--- WHAT IS BEING ASKED ---
Which lines below contain the word "Spring"? Copy each one.

START ENTRIES SUPPLIED

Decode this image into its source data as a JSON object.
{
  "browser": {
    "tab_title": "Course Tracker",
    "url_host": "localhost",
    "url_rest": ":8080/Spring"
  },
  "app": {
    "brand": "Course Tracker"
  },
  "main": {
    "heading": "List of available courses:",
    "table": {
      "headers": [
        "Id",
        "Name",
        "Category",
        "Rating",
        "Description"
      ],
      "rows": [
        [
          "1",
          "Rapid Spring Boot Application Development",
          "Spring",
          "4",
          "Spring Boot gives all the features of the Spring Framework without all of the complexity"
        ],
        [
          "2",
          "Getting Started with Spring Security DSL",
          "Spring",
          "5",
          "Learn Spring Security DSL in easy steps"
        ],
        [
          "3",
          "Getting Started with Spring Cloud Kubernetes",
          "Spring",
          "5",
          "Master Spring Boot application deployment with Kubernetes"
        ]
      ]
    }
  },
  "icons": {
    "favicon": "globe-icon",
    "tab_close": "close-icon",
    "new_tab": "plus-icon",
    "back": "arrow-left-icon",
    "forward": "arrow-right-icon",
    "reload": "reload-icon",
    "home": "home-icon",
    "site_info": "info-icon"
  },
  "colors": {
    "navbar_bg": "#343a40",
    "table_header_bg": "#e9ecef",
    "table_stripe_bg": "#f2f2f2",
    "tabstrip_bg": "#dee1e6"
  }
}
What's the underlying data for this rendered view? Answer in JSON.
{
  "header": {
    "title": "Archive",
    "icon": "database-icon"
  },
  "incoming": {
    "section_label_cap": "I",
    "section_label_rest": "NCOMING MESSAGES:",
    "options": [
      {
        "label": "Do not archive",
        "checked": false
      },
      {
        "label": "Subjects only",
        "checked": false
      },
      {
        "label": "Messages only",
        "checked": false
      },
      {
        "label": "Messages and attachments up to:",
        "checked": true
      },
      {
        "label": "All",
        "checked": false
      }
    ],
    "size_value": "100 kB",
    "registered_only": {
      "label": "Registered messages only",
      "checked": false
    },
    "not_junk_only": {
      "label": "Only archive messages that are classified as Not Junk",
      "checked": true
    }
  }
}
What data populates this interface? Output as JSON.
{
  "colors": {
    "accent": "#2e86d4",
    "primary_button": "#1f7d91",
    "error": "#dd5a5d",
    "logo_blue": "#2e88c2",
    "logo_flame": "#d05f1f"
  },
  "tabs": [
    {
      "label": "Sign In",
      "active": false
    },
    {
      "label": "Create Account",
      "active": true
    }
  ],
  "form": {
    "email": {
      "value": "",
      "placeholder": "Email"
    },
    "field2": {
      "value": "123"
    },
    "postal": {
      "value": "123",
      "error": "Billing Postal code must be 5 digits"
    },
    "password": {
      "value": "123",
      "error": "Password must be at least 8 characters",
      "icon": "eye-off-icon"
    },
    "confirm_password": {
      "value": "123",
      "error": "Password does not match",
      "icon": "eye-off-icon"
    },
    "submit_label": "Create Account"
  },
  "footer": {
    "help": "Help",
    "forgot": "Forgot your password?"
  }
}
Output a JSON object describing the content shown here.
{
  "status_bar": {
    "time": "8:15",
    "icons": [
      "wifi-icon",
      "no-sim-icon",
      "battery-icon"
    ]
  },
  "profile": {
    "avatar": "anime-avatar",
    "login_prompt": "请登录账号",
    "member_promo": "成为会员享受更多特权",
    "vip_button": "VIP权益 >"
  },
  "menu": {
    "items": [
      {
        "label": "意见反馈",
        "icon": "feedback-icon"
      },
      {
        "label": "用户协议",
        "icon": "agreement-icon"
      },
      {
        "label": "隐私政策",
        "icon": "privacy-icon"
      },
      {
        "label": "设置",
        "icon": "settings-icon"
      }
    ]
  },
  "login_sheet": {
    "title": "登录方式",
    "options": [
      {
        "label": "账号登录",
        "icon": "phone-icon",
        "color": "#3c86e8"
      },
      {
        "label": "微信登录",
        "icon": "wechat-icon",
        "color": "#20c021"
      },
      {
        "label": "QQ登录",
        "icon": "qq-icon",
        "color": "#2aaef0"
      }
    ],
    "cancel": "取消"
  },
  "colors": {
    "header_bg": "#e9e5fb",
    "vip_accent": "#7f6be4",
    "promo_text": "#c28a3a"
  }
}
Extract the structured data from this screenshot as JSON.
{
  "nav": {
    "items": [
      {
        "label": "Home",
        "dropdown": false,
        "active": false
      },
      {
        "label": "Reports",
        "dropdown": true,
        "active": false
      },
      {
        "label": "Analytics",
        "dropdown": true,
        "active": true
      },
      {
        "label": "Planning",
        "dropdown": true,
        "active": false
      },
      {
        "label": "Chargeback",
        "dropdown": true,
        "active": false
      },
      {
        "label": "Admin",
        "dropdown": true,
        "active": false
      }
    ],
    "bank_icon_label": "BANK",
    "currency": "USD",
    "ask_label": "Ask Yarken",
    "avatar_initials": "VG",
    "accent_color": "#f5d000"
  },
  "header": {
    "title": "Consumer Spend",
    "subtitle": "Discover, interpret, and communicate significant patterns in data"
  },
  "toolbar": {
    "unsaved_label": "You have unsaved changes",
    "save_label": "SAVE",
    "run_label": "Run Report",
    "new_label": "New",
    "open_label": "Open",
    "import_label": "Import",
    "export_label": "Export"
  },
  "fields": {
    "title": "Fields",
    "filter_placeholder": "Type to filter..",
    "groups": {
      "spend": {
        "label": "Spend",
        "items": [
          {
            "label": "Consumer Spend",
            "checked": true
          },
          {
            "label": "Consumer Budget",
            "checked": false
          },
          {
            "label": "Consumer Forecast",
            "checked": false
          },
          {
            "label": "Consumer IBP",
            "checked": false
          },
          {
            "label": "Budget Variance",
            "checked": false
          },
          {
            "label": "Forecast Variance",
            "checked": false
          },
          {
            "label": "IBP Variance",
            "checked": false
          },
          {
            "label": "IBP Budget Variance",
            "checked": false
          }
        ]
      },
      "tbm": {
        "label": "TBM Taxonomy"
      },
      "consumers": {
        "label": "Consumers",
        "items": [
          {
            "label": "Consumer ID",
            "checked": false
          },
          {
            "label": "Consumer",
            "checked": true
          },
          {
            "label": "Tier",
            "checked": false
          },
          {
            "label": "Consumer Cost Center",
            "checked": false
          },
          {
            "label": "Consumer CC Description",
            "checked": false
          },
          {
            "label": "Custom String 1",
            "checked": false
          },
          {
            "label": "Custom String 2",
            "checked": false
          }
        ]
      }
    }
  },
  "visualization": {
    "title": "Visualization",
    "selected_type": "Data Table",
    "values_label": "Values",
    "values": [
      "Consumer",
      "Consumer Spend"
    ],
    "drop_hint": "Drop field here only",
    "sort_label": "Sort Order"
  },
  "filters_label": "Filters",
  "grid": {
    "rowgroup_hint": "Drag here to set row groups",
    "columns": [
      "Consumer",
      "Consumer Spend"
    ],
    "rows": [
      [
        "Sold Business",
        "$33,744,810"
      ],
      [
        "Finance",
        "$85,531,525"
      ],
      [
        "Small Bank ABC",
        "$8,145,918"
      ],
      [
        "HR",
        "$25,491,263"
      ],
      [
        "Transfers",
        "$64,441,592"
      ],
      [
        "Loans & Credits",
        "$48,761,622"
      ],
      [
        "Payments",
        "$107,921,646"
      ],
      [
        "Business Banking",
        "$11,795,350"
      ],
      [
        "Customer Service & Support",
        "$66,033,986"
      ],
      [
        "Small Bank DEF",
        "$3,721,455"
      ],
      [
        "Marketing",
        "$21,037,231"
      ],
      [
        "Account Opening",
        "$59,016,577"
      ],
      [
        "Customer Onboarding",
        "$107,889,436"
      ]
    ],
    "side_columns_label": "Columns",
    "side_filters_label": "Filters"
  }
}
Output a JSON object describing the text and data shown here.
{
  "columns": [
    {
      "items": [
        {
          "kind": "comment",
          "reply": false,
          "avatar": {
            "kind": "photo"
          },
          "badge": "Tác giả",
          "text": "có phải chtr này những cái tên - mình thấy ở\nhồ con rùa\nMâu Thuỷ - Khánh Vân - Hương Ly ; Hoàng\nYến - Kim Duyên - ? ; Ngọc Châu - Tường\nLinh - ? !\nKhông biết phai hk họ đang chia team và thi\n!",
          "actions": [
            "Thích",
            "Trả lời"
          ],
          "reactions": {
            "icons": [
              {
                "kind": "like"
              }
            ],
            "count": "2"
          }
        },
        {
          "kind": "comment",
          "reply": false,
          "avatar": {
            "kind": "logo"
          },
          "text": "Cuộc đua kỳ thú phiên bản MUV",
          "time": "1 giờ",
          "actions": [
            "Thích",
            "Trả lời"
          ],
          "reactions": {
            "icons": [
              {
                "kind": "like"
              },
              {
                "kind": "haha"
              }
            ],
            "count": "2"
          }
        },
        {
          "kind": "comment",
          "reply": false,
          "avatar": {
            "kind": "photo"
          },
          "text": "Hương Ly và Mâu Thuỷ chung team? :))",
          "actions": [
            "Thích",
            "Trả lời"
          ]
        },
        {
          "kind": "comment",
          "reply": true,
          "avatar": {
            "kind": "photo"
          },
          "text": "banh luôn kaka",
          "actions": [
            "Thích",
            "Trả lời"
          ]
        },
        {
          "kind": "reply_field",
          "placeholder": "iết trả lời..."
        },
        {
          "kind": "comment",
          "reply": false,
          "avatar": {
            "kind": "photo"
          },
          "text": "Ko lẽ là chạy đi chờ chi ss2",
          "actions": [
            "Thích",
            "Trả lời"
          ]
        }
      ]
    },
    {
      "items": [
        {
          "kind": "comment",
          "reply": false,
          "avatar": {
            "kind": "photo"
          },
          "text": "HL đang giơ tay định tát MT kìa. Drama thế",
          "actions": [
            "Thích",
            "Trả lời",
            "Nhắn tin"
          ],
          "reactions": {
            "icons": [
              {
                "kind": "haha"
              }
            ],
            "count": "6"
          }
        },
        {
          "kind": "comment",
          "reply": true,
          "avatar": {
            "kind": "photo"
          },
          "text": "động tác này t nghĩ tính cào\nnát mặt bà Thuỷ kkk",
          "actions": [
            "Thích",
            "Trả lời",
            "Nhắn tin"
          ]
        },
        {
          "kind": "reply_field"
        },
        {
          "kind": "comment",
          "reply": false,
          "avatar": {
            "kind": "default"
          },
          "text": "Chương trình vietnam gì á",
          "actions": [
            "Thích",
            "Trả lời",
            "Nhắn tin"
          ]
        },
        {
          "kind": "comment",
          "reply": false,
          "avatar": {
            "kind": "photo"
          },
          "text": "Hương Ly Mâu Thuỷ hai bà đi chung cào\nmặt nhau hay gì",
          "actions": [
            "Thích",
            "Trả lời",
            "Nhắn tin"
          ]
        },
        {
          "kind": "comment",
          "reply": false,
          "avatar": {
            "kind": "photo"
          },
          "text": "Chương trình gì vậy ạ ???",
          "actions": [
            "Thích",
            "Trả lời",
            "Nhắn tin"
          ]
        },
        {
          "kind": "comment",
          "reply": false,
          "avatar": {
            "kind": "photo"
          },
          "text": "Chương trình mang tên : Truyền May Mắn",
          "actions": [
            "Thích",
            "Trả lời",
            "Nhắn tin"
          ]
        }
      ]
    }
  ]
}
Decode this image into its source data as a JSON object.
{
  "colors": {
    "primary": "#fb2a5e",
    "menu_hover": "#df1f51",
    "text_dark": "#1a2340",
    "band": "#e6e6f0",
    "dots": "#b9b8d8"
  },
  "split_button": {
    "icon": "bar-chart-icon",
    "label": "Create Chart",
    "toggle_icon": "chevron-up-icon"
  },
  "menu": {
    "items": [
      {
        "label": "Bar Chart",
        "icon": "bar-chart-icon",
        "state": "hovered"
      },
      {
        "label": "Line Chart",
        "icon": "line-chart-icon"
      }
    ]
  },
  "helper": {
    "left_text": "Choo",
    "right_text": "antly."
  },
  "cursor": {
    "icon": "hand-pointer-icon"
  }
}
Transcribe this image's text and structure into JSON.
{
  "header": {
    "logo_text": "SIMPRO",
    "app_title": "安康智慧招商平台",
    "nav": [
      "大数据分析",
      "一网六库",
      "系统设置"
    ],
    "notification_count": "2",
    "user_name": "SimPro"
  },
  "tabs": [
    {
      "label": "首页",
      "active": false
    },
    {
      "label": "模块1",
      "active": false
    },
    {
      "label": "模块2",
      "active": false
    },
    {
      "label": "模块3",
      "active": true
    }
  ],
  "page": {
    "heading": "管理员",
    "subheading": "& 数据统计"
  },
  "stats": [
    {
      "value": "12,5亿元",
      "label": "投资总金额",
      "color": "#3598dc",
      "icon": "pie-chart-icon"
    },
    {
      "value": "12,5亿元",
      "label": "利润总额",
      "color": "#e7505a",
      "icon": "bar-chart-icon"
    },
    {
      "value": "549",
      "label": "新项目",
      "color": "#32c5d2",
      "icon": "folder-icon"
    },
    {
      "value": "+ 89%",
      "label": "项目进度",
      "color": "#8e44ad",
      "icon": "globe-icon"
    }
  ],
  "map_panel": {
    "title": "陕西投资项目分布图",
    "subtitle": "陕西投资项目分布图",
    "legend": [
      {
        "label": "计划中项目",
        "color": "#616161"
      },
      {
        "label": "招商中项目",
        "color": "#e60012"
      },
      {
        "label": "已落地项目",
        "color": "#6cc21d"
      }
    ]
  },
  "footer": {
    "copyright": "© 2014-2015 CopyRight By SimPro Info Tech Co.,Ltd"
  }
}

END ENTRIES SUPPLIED

--- RESPONSE TO THIS EXERCISE ---
    "url_rest": ":8080/Spring"
          "Rapid Spring Boot Application Development",
          "Spring",
          "Spring Boot gives all the features of the Spring Framework without all of the complexity"
          "Getting Started with Spring Security DSL",
          "Spring",
          "Learn Spring Security DSL in easy steps"
          "Getting Started with Spring Cloud Kubernetes",
          "Spring",
          "Master Spring Boot application deployment with Kubernetes"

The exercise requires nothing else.